In addition, the brothers threw Yosef into a pit, which, as Rashi explains (37:24), contained snakes and scorpions. It is prohibited in Jewish Law to destroy anything for no purpose (‘Baal Tashchis’). Hence, when they threw Yosef into the pit, they first stripped him also of his undergarment so that the snakes and scorpions would not destroy it.

5. There are lessons to be learned from Rashi’s commentary on the Scripture, in the deeper sense.

Although Rashi interprets “his coat” to mean the undergarment, and the “coat of fine wool” to mean that “which his father gave him in addition, more than his brothers” — i.e. two separate garments; nevertheless, it is possible to say (and as other commentaries do indeed hold) that they are the same thing.

Accordingly, even according to Rashi (in a deeper sense), there is a connection between ‘his coat’ (undergarment) and the ‘coat of fine wool.’ All the brothers possessed a regular ‘coat’ (i.e. undergarment). However, Yosef’s possession of the ‘coat of fine wool’ invested his ordinary undergarment with a distinction that his brothers’ undergarments did not possess. This is the deeper interpretation of the connection between ‘his coat’ and ‘the coat of fine wool’ — that even Yosef’s undergarment was special [similar to the interpretation that ‘his coat’ and the ‘coat of fine wool’ are the same garment].

This can be seen in Rashi’s comment itself — ”This is what his father gave him in addition, more than his brothers.” The fact that it was his father who gave him the ‘coat of fine wool’ invested all of Yosef’s other clothes with distinction. Simultaneously however, there is a difference between the garments. The ‘coat of fine wool’ received its distinction wholly from “his father.” The distinction bestowed upon the other garments (undergarments) was “his coat” — it became part of Yosef’s service (in the deeper, spiritual sense).

This provides a lesson in man’s service to G‑d. When a Jew realizes that he is the only son of the King of kings, the Holy One blessed be He, and G‑d’s love for him is as parents’ love to their only son born to them in their old age — this bestows great distinction upon him and must profoundly influence him; for “just as water reflects a person’s image, so too is the heart of one person to another” (i.e. G‑d’s love to a Jew elicits love from a Jew to G‑d).

A Jew must know that this distinction (compared to other peoples) must be expressed not just in things in which he differs from others (i.e. Torah and mitzvos) — similar to the special distinction of the ‘coat of fine wool’ which ‘his father gave him in addition, more than his brothers.’ But the distinction must express itself also in those things in which all men are equal (eating, drinking etc.). Even then a Jew must be separate, distinct — “I and Your people will be distinguished from all men which are on the earth.” As the Rambam writes “Just as a wise person is recognizable in his sagacity and knowledge and is separate from the rest of the people, so must (a Jew) be recognizable in his deeds, his eating, drinking etc.”

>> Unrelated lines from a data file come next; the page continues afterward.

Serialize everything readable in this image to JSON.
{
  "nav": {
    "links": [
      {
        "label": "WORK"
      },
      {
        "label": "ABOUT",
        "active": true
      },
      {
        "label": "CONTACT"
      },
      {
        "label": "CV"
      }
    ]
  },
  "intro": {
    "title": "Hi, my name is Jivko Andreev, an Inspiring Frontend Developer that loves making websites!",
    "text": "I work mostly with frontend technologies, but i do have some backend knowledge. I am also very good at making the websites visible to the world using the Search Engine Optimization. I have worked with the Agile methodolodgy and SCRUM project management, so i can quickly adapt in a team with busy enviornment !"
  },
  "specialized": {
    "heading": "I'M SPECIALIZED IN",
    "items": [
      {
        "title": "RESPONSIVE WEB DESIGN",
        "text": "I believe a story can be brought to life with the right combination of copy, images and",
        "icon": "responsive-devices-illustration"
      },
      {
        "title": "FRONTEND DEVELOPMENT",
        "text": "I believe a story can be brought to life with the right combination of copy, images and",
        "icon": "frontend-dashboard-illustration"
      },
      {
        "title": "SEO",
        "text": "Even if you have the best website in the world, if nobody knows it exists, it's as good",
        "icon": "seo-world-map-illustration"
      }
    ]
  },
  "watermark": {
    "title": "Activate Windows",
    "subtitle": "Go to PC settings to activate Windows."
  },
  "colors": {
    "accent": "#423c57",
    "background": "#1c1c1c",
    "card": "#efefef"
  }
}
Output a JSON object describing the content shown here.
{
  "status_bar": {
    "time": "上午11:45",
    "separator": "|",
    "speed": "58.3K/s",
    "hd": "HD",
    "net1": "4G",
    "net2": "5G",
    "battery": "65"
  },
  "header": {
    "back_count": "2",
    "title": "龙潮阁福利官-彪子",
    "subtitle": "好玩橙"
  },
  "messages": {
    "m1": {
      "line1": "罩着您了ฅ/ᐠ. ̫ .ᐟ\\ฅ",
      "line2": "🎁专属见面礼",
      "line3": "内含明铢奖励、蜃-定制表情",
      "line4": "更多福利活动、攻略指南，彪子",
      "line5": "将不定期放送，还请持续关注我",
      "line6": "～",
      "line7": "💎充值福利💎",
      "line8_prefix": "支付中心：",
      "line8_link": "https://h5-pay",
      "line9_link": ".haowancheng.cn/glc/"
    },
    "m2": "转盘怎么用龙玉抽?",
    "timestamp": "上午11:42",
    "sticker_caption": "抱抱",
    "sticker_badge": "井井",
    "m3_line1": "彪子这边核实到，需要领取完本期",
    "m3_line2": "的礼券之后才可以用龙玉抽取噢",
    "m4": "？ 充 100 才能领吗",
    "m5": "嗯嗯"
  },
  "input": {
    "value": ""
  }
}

Likewise with those who have merited to learn Chassidus, not through their own efforts, but in the manner of “what his father gave him in addition.” They merited to be born to parents who were of Chassidic stock, and therefore received a Chassidic education. This distinction must express itself (not just in the study of Chassidus) but in every facet of their lives, even in those things in which others, who have not yet merited to learn Chassidus, are equal.

This directive in one’s conduct is learned from Yosef — that the ‘coat of fine wool’ received from ‘his father’ invested even his undergarment with distinction. Although an undergarment is worn close to the body, and is not made for beauty; nevertheless, the distinction derived from ‘the coat of fine wool’ must be expressed even in such a garment. Every action, every facet of life must be invested with this special distinction.